Produce a verbatim copy of the records, and keep the images out of it.

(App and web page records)
"""
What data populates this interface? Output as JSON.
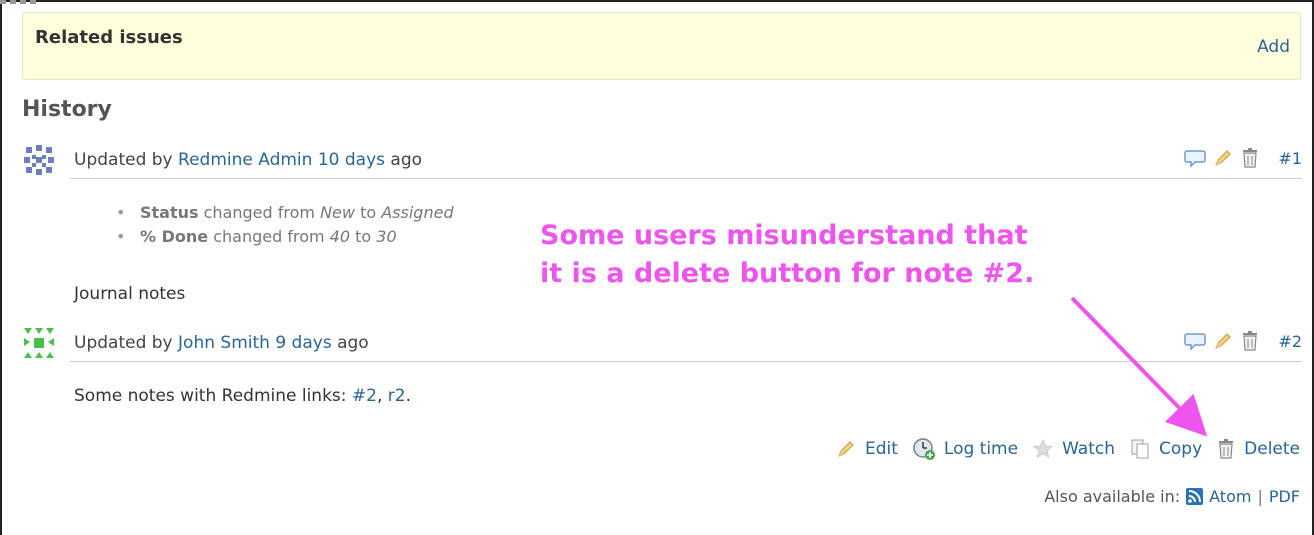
{
  "related": {
    "title": "Related issues",
    "add_label": "Add"
  },
  "history": {
    "title": "History"
  },
  "journals": [
    {
      "updated_by_prefix": "Updated by",
      "author": "Redmine Admin",
      "time": "10 days",
      "time_suffix": "ago",
      "number": "#1",
      "avatar_color": "#6a7fbf",
      "details": [
        {
          "field": "Status",
          "changed_from": "changed from",
          "old": "New",
          "to": "to",
          "new": "Assigned"
        },
        {
          "field": "% Done",
          "changed_from": "changed from",
          "old": "40",
          "to": "to",
          "new": "30"
        }
      ],
      "notes": "Journal notes"
    },
    {
      "updated_by_prefix": "Updated by",
      "author": "John Smith",
      "time": "9 days",
      "time_suffix": "ago",
      "number": "#2",
      "avatar_color": "#4bbf4b",
      "notes_prefix": "Some notes with Redmine links:",
      "links": [
        "#2",
        "r2"
      ],
      "link_sep": ",",
      "notes_end": "."
    }
  ],
  "actions": {
    "edit": "Edit",
    "log_time": "Log time",
    "watch": "Watch",
    "copy": "Copy",
    "delete": "Delete"
  },
  "formats": {
    "label": "Also available in:",
    "atom": "Atom",
    "sep": "|",
    "pdf": "PDF"
  },
  "annotation": {
    "line1": "Some users misunderstand that",
    "line2": "it is a delete button for note #2.",
    "color": "#ee55ee"
  },
  "colors": {
    "link": "#2a6496",
    "related_bg": "#ffffdd"
  },
  "icons": [
    "quote-icon",
    "pencil-icon",
    "trash-icon",
    "clock-icon",
    "star-icon",
    "copy-icon",
    "feed-icon"
  ]
}
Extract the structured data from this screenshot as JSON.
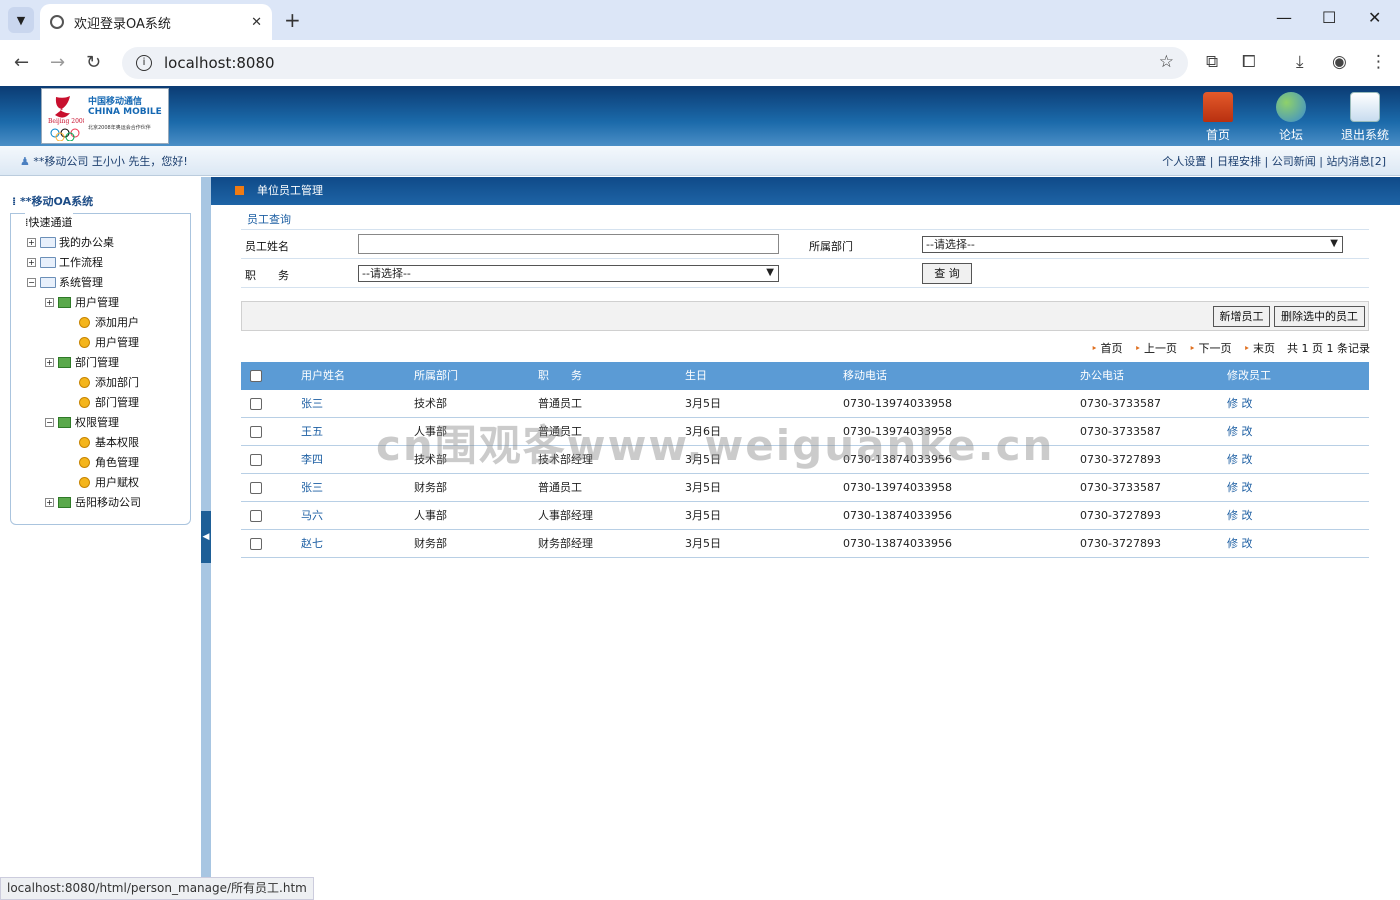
{
  "browser": {
    "tab_title": "欢迎登录OA系统",
    "url": "localhost:8080",
    "status_url": "localhost:8080/html/person_manage/所有员工.htm"
  },
  "header": {
    "logo_text_1": "中国移动通信",
    "logo_text_2": "CHINA MOBILE",
    "logo_sub": "北京2008年奥运会合作伙伴",
    "nav": [
      {
        "label": "首页",
        "icon": "home-icon"
      },
      {
        "label": "论坛",
        "icon": "forum-icon"
      },
      {
        "label": "退出系统",
        "icon": "exit-icon"
      }
    ]
  },
  "userbar": {
    "greeting": "**移动公司 王小小 先生，您好!",
    "links": [
      "个人设置",
      "日程安排",
      "公司新闻",
      "站内消息[2]"
    ]
  },
  "sidebar": {
    "title": "**移动OA系统",
    "tree": [
      {
        "label": "快速通道",
        "level": 0,
        "kind": "root"
      },
      {
        "label": "我的办公桌",
        "level": 1,
        "kind": "folder",
        "toggle": "+"
      },
      {
        "label": "工作流程",
        "level": 1,
        "kind": "folder",
        "toggle": "+"
      },
      {
        "label": "系统管理",
        "level": 1,
        "kind": "folder",
        "toggle": "-"
      },
      {
        "label": "用户管理",
        "level": 2,
        "kind": "group",
        "toggle": "+"
      },
      {
        "label": "添加用户",
        "level": 3,
        "kind": "leaf"
      },
      {
        "label": "用户管理",
        "level": 3,
        "kind": "leaf"
      },
      {
        "label": "部门管理",
        "level": 2,
        "kind": "group",
        "toggle": "+"
      },
      {
        "label": "添加部门",
        "level": 3,
        "kind": "leaf"
      },
      {
        "label": "部门管理",
        "level": 3,
        "kind": "leaf"
      },
      {
        "label": "权限管理",
        "level": 2,
        "kind": "group",
        "toggle": "-"
      },
      {
        "label": "基本权限",
        "level": 3,
        "kind": "leaf"
      },
      {
        "label": "角色管理",
        "level": 3,
        "kind": "leaf"
      },
      {
        "label": "用户赋权",
        "level": 3,
        "kind": "leaf"
      },
      {
        "label": "岳阳移动公司",
        "level": 2,
        "kind": "group",
        "toggle": "+"
      }
    ]
  },
  "content": {
    "breadcrumb": "单位员工管理",
    "query": {
      "title": "员工查询",
      "name_label": "员工姓名",
      "name_value": "",
      "dept_label": "所属部门",
      "dept_value": "--请选择--",
      "post_label": "职　　务",
      "post_value": "--请选择--",
      "search_button": "查 询"
    },
    "toolbar": {
      "add_button": "新增员工",
      "delete_button": "删除选中的员工"
    },
    "pager": {
      "first": "首页",
      "prev": "上一页",
      "next": "下一页",
      "last": "末页",
      "summary": "共 1 页 1 条记录"
    },
    "table": {
      "headers": [
        "用户姓名",
        "所属部门",
        "职　　务",
        "生日",
        "移动电话",
        "办公电话",
        "修改员工"
      ],
      "rows": [
        {
          "name": "张三",
          "dept": "技术部",
          "post": "普通员工",
          "birthday": "3月5日",
          "mobile": "0730-13974033958",
          "office": "0730-3733587",
          "action": "修 改"
        },
        {
          "name": "王五",
          "dept": "人事部",
          "post": "普通员工",
          "birthday": "3月6日",
          "mobile": "0730-13974033958",
          "office": "0730-3733587",
          "action": "修 改"
        },
        {
          "name": "李四",
          "dept": "技术部",
          "post": "技术部经理",
          "birthday": "3月5日",
          "mobile": "0730-13874033956",
          "office": "0730-3727893",
          "action": "修 改"
        },
        {
          "name": "张三",
          "dept": "财务部",
          "post": "普通员工",
          "birthday": "3月5日",
          "mobile": "0730-13974033958",
          "office": "0730-3733587",
          "action": "修 改"
        },
        {
          "name": "马六",
          "dept": "人事部",
          "post": "人事部经理",
          "birthday": "3月5日",
          "mobile": "0730-13874033956",
          "office": "0730-3727893",
          "action": "修 改"
        },
        {
          "name": "赵七",
          "dept": "财务部",
          "post": "财务部经理",
          "birthday": "3月5日",
          "mobile": "0730-13874033956",
          "office": "0730-3727893",
          "action": "修 改"
        }
      ]
    }
  },
  "watermark": "cn围观客www.weiguanke.cn"
}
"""
→ TASK RESULT:
What data populates this interface? Output as JSON.
{
  "related": {
    "title": "Related issues",
    "add_label": "Add"
  },
  "history": {
    "title": "History"
  },
  "journals": [
    {
      "updated_by_prefix": "Updated by",
      "author": "Redmine Admin",
      "time": "10 days",
      "time_suffix": "ago",
      "number": "#1",
      "avatar_color": "#6a7fbf",
      "details": [
        {
          "field": "Status",
          "changed_from": "changed from",
          "old": "New",
          "to": "to",
          "new": "Assigned"
        },
        {
          "field": "% Done",
          "changed_from": "changed from",
          "old": "40",
          "to": "to",
          "new": "30"
        }
      ],
      "notes": "Journal notes"
    },
    {
      "updated_by_prefix": "Updated by",
      "author": "John Smith",
      "time": "9 days",
      "time_suffix": "ago",
      "number": "#2",
      "avatar_color": "#4bbf4b",
      "notes_prefix": "Some notes with Redmine links:",
      "links": [
        "#2",
        "r2"
      ],
      "link_sep": ",",
      "notes_end": "."
    }
  ],
  "actions": {
    "edit": "Edit",
    "log_time": "Log time",
    "watch": "Watch",
    "copy": "Copy",
    "delete": "Delete"
  },
  "formats": {
    "label": "Also available in:",
    "atom": "Atom",
    "sep": "|",
    "pdf": "PDF"
  },
  "annotation": {
    "line1": "Some users misunderstand that",
    "line2": "it is a delete button for note #2.",
    "color": "#ee55ee"
  },
  "colors": {
    "link": "#2a6496",
    "related_bg": "#ffffdd"
  },
  "icons": [
    "quote-icon",
    "pencil-icon",
    "trash-icon",
    "clock-icon",
    "star-icon",
    "copy-icon",
    "feed-icon"
  ]
}
Extract the structured data from this screenshot as JSON.
{
  "browser": {
    "tab_title": "欢迎登录OA系统",
    "url": "localhost:8080",
    "status_url": "localhost:8080/html/person_manage/所有员工.htm"
  },
  "header": {
    "logo_text_1": "中国移动通信",
    "logo_text_2": "CHINA MOBILE",
    "logo_sub": "北京2008年奥运会合作伙伴",
    "nav": [
      {
        "label": "首页",
        "icon": "home-icon"
      },
      {
        "label": "论坛",
        "icon": "forum-icon"
      },
      {
        "label": "退出系统",
        "icon": "exit-icon"
      }
    ]
  },
  "userbar": {
    "greeting": "**移动公司 王小小 先生，您好!",
    "links": [
      "个人设置",
      "日程安排",
      "公司新闻",
      "站内消息[2]"
    ]
  },
  "sidebar": {
    "title": "**移动OA系统",
    "tree": [
      {
        "label": "快速通道",
        "level": 0,
        "kind": "root"
      },
      {
        "label": "我的办公桌",
        "level": 1,
        "kind": "folder",
        "toggle": "+"
      },
      {
        "label": "工作流程",
        "level": 1,
        "kind": "folder",
        "toggle": "+"
      },
      {
        "label": "系统管理",
        "level": 1,
        "kind": "folder",
        "toggle": "-"
      },
      {
        "label": "用户管理",
        "level": 2,
        "kind": "group",
        "toggle": "+"
      },
      {
        "label": "添加用户",
        "level": 3,
        "kind": "leaf"
      },
      {
        "label": "用户管理",
        "level": 3,
        "kind": "leaf"
      },
      {
        "label": "部门管理",
        "level": 2,
        "kind": "group",
        "toggle": "+"
      },
      {
        "label": "添加部门",
        "level": 3,
        "kind": "leaf"
      },
      {
        "label": "部门管理",
        "level": 3,
        "kind": "leaf"
      },
      {
        "label": "权限管理",
        "level": 2,
        "kind": "group",
        "toggle": "-"
      },
      {
        "label": "基本权限",
        "level": 3,
        "kind": "leaf"
      },
      {
        "label": "角色管理",
        "level": 3,
        "kind": "leaf"
      },
      {
        "label": "用户赋权",
        "level": 3,
        "kind": "leaf"
      },
      {
        "label": "岳阳移动公司",
        "level": 2,
        "kind": "group",
        "toggle": "+"
      }
    ]
  },
  "content": {
    "breadcrumb": "单位员工管理",
    "query": {
      "title": "员工查询",
      "name_label": "员工姓名",
      "name_value": "",
      "dept_label": "所属部门",
      "dept_value": "--请选择--",
      "post_label": "职　　务",
      "post_value": "--请选择--",
      "search_button": "查 询"
    },
    "toolbar": {
      "add_button": "新增员工",
      "delete_button": "删除选中的员工"
    },
    "pager": {
      "first": "首页",
      "prev": "上一页",
      "next": "下一页",
      "last": "末页",
      "summary": "共 1 页 1 条记录"
    },
    "table": {
      "headers": [
        "用户姓名",
        "所属部门",
        "职　　务",
        "生日",
        "移动电话",
        "办公电话",
        "修改员工"
      ],
      "rows": [
        {
          "name": "张三",
          "dept": "技术部",
          "post": "普通员工",
          "birthday": "3月5日",
          "mobile": "0730-13974033958",
          "office": "0730-3733587",
          "action": "修 改"
        },
        {
          "name": "王五",
          "dept": "人事部",
          "post": "普通员工",
          "birthday": "3月6日",
          "mobile": "0730-13974033958",
          "office": "0730-3733587",
          "action": "修 改"
        },
        {
          "name": "李四",
          "dept": "技术部",
          "post": "技术部经理",
          "birthday": "3月5日",
          "mobile": "0730-13874033956",
          "office": "0730-3727893",
          "action": "修 改"
        },
        {
          "name": "张三",
          "dept": "财务部",
          "post": "普通员工",
          "birthday": "3月5日",
          "mobile": "0730-13974033958",
          "office": "0730-3733587",
          "action": "修 改"
        },
        {
          "name": "马六",
          "dept": "人事部",
          "post": "人事部经理",
          "birthday": "3月5日",
          "mobile": "0730-13874033956",
          "office": "0730-3727893",
          "action": "修 改"
        },
        {
          "name": "赵七",
          "dept": "财务部",
          "post": "财务部经理",
          "birthday": "3月5日",
          "mobile": "0730-13874033956",
          "office": "0730-3727893",
          "action": "修 改"
        }
      ]
    }
  },
  "watermark": "cn围观客www.weiguanke.cn"
}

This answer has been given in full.